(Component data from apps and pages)
* * * *

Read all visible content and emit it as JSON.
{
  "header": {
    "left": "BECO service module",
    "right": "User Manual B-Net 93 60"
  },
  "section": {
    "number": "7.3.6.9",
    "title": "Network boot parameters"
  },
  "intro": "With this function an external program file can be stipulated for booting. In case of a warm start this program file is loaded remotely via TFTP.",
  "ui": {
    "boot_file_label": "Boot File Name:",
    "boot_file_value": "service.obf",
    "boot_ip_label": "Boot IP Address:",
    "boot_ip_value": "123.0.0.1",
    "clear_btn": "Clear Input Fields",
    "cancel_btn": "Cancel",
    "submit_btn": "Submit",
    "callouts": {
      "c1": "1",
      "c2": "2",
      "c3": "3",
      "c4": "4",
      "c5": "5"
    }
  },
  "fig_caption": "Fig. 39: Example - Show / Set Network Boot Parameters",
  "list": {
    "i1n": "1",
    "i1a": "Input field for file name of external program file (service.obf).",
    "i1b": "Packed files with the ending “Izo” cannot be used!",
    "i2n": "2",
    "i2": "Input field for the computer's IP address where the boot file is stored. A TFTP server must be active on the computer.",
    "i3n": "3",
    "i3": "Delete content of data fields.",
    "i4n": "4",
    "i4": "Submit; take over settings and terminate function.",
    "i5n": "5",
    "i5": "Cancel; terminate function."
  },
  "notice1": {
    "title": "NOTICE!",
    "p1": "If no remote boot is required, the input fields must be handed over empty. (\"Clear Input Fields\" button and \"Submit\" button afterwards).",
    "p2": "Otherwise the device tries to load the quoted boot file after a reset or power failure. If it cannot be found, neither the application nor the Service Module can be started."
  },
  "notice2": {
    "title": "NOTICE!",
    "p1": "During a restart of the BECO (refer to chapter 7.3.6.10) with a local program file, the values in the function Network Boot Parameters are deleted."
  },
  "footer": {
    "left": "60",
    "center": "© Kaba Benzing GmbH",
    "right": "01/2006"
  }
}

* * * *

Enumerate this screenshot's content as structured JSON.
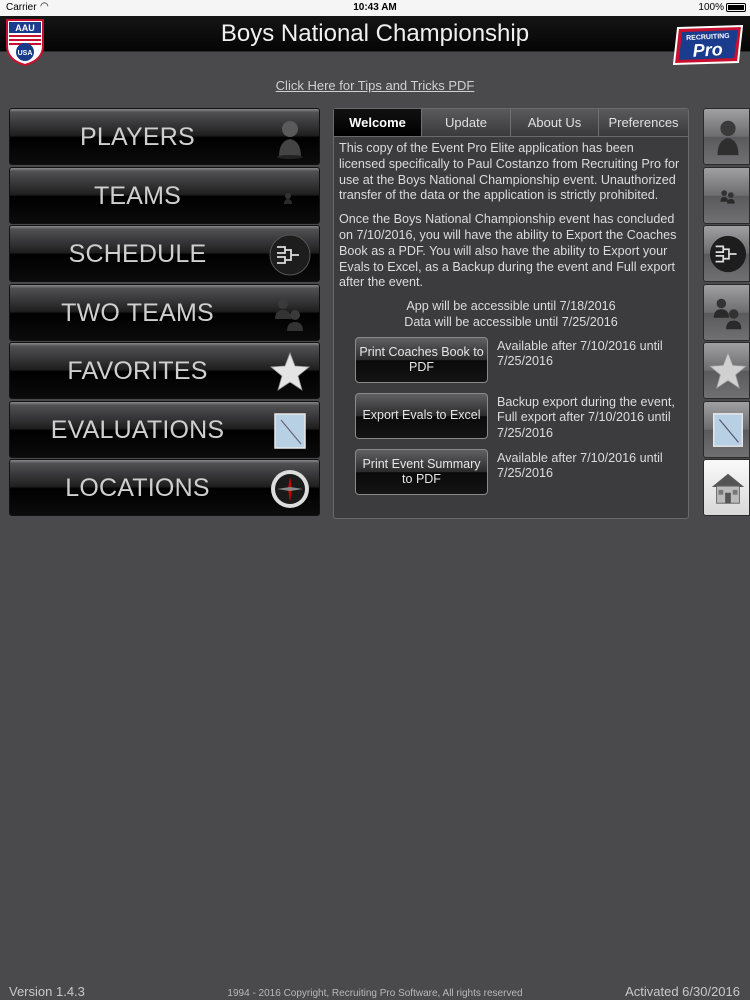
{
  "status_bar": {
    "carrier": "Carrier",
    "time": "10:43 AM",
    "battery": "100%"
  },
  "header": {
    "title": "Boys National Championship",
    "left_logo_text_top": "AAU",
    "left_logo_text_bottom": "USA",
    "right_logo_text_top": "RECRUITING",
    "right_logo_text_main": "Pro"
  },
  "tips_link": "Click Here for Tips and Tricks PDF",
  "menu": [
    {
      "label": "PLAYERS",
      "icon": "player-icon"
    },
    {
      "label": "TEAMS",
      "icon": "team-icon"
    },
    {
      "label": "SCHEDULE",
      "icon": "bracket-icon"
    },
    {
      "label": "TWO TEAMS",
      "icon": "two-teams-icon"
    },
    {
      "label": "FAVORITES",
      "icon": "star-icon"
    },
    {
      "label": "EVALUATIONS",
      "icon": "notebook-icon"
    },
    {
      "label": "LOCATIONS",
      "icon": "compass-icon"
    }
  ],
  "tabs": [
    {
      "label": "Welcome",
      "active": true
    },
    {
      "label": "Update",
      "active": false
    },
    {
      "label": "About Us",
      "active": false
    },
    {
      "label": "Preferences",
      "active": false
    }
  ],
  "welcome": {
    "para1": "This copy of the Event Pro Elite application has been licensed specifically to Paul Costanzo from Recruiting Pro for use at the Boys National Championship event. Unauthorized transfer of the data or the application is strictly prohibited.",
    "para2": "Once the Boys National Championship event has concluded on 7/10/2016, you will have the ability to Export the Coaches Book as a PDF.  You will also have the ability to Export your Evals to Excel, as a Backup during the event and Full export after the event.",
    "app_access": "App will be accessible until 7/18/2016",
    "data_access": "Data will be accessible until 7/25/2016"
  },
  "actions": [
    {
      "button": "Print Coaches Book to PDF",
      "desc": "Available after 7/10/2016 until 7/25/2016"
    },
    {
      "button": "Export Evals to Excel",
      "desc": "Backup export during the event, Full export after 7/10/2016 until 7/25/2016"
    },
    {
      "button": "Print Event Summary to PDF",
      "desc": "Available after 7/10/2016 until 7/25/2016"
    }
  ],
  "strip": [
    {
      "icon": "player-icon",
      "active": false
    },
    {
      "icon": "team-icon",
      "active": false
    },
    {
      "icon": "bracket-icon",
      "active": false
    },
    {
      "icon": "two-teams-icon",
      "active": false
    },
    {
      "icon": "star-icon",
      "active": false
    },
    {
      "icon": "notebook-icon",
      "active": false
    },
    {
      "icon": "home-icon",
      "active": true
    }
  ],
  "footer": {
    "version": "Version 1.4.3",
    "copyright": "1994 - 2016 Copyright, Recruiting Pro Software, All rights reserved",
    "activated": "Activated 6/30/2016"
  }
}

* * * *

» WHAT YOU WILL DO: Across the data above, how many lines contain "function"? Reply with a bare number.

» EXERCISE OUTPUT: 4